Ben Simmons, Philadelphia 76ers / Michael Porter Jr., Denver Nuggets
Simmons and Porter Jr. are both dynamic players who have been upper-echelon fantasy weapons in prior seasons. However, both come with checkered injury histories, beginning with both players missing their respective rookie seasons. Simmons missed his first season after being drafted due to a fractured fifth metatarsal while Porter was sidelined following back surgery.
Now, both players are looking to bounce back following procedures to address back injuries. Simmons underwent a lumbar microdiscectomy. In the procedure, a piece or pieces of an intervertebral disc or discs is removed. The approach is utilized to relieve impingement on the neighboring nerves in the area.

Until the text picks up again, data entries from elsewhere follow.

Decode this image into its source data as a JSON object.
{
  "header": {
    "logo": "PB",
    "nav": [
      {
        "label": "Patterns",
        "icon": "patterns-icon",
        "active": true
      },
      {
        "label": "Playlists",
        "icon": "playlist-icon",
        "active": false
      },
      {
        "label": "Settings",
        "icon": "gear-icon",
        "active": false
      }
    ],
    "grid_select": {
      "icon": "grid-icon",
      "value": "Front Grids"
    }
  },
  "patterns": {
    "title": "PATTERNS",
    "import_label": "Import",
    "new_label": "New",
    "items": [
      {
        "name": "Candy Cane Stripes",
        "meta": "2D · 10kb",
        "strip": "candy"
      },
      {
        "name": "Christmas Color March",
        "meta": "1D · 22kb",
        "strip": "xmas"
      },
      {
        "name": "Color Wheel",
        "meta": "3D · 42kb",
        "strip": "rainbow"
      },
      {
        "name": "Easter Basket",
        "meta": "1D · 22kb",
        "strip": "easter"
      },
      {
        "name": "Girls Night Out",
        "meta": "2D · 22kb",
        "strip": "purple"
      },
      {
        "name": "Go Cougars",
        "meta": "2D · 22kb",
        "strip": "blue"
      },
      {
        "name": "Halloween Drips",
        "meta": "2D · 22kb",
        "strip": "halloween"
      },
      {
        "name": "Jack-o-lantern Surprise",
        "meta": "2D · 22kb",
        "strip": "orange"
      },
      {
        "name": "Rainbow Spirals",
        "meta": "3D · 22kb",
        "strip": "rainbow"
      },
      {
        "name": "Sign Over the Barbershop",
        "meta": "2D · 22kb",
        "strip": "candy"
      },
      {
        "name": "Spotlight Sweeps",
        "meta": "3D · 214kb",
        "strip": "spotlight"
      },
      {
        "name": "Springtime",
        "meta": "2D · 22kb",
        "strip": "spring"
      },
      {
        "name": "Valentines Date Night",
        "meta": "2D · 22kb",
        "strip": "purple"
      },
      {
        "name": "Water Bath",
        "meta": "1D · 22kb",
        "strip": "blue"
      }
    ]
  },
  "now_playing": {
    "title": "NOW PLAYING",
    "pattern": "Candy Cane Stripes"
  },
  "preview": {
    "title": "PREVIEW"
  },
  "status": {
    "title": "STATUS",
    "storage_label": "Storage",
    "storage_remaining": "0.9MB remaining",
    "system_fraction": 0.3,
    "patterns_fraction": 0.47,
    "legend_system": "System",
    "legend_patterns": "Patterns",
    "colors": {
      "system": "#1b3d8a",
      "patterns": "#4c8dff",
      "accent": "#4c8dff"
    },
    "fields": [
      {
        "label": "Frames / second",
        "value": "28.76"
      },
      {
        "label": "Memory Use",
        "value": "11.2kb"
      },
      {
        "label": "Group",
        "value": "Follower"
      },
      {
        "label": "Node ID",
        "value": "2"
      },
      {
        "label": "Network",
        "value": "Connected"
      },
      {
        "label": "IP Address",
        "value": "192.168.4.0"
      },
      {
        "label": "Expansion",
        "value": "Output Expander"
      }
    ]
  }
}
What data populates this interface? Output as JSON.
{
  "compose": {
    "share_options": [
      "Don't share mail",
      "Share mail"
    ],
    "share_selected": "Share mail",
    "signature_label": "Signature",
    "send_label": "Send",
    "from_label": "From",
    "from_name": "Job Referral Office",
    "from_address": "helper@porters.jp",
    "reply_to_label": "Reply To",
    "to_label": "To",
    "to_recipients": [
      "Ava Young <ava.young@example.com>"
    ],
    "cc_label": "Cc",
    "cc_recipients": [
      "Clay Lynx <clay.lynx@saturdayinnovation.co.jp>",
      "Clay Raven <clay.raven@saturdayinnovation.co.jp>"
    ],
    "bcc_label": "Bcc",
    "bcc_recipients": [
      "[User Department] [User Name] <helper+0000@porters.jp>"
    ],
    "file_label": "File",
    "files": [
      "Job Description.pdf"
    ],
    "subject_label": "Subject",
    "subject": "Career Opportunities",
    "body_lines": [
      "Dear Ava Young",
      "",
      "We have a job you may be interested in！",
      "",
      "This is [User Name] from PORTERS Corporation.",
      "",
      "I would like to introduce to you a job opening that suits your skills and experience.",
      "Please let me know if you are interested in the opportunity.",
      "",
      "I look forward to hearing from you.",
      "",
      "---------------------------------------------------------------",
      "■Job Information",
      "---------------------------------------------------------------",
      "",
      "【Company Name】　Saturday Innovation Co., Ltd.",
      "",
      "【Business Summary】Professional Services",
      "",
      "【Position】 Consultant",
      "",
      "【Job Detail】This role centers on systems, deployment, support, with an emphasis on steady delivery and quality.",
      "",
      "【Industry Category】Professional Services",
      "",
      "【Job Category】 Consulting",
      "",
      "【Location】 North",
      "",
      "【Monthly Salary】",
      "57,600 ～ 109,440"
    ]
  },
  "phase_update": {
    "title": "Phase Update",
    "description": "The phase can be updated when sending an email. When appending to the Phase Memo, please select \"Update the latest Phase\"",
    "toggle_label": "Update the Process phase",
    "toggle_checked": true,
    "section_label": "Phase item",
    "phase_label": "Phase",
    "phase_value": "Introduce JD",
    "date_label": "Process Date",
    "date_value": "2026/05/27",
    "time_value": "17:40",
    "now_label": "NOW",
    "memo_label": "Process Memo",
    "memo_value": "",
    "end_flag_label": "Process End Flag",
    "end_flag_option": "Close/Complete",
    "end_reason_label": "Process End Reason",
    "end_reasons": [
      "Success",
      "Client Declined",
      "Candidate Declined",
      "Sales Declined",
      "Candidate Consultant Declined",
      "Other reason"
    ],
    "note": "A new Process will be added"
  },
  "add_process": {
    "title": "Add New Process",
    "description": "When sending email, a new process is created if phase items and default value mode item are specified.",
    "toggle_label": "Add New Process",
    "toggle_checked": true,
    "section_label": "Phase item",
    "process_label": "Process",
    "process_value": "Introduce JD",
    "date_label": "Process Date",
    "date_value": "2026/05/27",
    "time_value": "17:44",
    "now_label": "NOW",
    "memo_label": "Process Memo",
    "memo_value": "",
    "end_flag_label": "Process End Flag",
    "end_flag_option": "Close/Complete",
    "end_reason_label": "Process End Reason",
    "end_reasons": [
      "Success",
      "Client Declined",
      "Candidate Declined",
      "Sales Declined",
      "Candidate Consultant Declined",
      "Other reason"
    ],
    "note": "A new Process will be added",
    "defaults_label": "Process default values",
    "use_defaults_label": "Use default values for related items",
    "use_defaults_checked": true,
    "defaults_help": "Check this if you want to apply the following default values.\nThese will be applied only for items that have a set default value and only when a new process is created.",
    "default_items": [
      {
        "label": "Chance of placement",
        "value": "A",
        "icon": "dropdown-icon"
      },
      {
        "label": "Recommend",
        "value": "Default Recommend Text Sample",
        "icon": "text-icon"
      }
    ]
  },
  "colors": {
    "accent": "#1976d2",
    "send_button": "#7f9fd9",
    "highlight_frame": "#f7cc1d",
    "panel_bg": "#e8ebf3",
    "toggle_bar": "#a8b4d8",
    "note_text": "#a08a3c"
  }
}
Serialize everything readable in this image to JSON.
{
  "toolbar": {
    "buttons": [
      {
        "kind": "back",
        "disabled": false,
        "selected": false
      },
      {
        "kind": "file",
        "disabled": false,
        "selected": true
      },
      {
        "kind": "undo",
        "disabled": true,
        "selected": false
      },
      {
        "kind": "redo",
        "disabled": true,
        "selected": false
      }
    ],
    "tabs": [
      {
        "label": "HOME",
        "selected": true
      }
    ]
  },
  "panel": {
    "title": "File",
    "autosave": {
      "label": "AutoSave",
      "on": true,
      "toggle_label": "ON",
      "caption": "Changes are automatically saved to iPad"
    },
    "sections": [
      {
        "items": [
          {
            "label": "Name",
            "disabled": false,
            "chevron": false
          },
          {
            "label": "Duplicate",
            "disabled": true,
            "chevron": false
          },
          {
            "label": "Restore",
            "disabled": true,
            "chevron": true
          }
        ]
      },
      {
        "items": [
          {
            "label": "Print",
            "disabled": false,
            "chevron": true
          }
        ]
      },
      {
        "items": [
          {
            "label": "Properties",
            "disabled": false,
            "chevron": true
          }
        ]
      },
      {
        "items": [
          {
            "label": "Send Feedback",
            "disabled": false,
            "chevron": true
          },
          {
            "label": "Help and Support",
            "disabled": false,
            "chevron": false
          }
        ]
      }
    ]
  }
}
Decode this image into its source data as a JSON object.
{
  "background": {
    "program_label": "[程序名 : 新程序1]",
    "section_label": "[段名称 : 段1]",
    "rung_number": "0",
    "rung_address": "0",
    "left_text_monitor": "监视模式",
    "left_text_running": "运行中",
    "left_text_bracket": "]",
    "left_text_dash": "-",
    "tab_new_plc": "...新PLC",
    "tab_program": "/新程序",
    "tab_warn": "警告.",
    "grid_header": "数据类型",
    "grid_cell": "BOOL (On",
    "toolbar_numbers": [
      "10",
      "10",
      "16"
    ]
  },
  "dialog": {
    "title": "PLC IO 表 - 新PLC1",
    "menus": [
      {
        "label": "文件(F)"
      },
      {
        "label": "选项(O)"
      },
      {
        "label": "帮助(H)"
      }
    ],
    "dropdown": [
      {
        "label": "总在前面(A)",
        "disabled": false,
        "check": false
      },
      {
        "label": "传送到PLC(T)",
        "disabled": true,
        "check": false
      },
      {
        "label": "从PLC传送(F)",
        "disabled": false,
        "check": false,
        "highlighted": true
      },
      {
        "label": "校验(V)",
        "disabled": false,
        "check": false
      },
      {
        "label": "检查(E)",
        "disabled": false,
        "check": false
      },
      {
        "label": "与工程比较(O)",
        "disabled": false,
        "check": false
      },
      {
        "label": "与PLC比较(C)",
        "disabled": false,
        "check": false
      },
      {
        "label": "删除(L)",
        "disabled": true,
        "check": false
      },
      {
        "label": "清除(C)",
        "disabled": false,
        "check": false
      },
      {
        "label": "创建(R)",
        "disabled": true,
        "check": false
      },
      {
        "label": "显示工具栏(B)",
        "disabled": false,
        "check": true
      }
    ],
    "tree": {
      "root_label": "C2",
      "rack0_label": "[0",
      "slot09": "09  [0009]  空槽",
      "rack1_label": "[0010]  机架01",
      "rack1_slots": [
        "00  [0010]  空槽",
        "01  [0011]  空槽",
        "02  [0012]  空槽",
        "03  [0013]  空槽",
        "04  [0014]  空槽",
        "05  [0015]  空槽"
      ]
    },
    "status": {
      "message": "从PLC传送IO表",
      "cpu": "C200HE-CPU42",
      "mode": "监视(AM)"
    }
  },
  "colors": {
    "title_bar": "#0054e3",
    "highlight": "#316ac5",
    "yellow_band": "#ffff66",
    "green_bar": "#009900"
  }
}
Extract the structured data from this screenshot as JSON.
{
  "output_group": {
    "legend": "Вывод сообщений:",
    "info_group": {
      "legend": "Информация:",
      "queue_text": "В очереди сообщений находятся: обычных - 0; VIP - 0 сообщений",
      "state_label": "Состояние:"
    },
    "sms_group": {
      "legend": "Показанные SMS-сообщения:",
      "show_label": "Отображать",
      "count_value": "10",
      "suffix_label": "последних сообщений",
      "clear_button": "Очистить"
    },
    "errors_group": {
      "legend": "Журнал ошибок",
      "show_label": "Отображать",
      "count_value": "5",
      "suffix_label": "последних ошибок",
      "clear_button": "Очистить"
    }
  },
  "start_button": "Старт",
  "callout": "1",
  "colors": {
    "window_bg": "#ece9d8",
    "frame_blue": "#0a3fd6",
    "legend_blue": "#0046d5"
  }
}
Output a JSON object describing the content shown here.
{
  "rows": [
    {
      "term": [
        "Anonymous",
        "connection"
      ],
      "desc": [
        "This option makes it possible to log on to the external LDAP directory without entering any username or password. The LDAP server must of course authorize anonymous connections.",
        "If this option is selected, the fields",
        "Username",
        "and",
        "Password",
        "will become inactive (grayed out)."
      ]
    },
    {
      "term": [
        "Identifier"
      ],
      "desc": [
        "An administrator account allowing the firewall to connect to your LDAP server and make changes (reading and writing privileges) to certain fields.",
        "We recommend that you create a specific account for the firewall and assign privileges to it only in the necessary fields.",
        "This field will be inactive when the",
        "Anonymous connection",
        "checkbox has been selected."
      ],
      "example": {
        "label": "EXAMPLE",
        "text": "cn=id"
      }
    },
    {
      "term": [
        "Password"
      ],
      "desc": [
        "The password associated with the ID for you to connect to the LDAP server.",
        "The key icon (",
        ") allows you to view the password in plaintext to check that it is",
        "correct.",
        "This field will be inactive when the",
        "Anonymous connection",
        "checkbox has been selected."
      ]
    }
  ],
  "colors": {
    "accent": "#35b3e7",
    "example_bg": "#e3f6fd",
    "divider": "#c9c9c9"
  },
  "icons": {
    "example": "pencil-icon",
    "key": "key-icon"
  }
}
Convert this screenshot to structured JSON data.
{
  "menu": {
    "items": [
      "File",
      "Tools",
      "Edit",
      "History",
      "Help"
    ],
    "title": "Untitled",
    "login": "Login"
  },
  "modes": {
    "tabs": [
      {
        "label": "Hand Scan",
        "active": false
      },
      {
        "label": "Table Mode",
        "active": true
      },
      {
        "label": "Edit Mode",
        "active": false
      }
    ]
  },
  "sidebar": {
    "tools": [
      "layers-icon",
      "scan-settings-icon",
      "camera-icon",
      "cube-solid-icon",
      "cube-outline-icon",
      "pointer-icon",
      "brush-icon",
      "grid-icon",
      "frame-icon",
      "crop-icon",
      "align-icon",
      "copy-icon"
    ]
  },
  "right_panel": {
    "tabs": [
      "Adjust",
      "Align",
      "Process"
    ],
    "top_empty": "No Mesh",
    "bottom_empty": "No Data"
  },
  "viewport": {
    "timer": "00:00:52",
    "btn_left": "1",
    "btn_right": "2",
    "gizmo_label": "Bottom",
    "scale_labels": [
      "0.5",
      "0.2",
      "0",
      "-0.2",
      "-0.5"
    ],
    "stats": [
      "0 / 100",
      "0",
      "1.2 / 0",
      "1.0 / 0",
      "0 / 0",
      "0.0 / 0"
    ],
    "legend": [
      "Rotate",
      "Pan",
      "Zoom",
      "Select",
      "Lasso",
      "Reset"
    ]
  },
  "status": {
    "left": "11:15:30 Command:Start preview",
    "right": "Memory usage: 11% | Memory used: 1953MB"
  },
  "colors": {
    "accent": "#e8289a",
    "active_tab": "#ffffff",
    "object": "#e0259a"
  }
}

Porter’s surgery did involve the lumbar spine but was not confirmed as a microdiscectomy. However, this is the third back surgery of his career, and he has previously undergone a microdiscectomy in the L3-L4 region of his lower back.
Both players are expected to receive clearance in time for training camp, but they are far from out of the woods. Back surgeries can be complicated, with many individuals reporting symptoms like spasms, soreness, or nerve pain in subsequent seasons. Additionally, roughly 30 percent of NBA players to undergo a microdiscectomy required a second surgery. As noted, Porter has already needed multiple surgeries.
Denver will likely ease Porter (and teammate Murray) back into the rotation in the early portions of the season. Simmons’ playing time may also be carefully managed given his prior list of injuries. Somewhere around 20 to 25 games lost for either player seems plausible with both likely sitting one of two games in early season back-to-backs.
Collin Sexton, Cleveland Cavaliers
Sexton missed 71 games last year after tearing the meniscus in his left knee in November. The specific surgery Sexton underwent dictated his prolonged recovery. When a meniscus injury occurs, the appropriate treatment is dependent on the location and nature of the tear.
Most meniscus tears are treated using a procedure known as a meniscectomy. In a meniscectomy, the damaged cartilage is simply removed or cleaned out. With the root of the problem gone, the affected individual can return to play in a manner of weeks after the associated symptoms subside and the knee is considered stable. However, a removal does increase the individual’s long-term odds of developing osteoarthritis in the future as a part of the shock-absorbing cartilage is no longer available.
To combat any long-term issues, a surgeon can utilize a true meniscus repair but only if the tear is in a specific portion of the involved disc. A true repair preserves the cartilage but does come with a much longer recovery as the athlete is not allowed to weight-bear following surgery.
Sexton was able to undergo a true repair which is why he was unable to return for the 2021-22 season. However, he should be fine in time to begin his first season in Utah. There will be a degree of risk that comes with any meniscus surgery, but he has a chance to play meaningful minutes and could easily play in 60+ games for the fourth time in his five-year career.
It’s anyone’s guess what Utah’s roster will look like by the time Opening Night rolls around, but if any of Mike Conley, Jordan Clarkson or Bojan Bogdanovic is moved, the door will be wide open for Sexton to function as the No. 1 option on what the Jazz front office hopes will be a very bad team. If he’s able to stay healthy, Sexton could approach his numbers from the 2020-21 season, when he posted 24.3 points, 4.4 assists, 3.1 rebounds, 1.0 steals and 1.6 threes while shooting 47.5 percent from the field (37.1% 3Pt).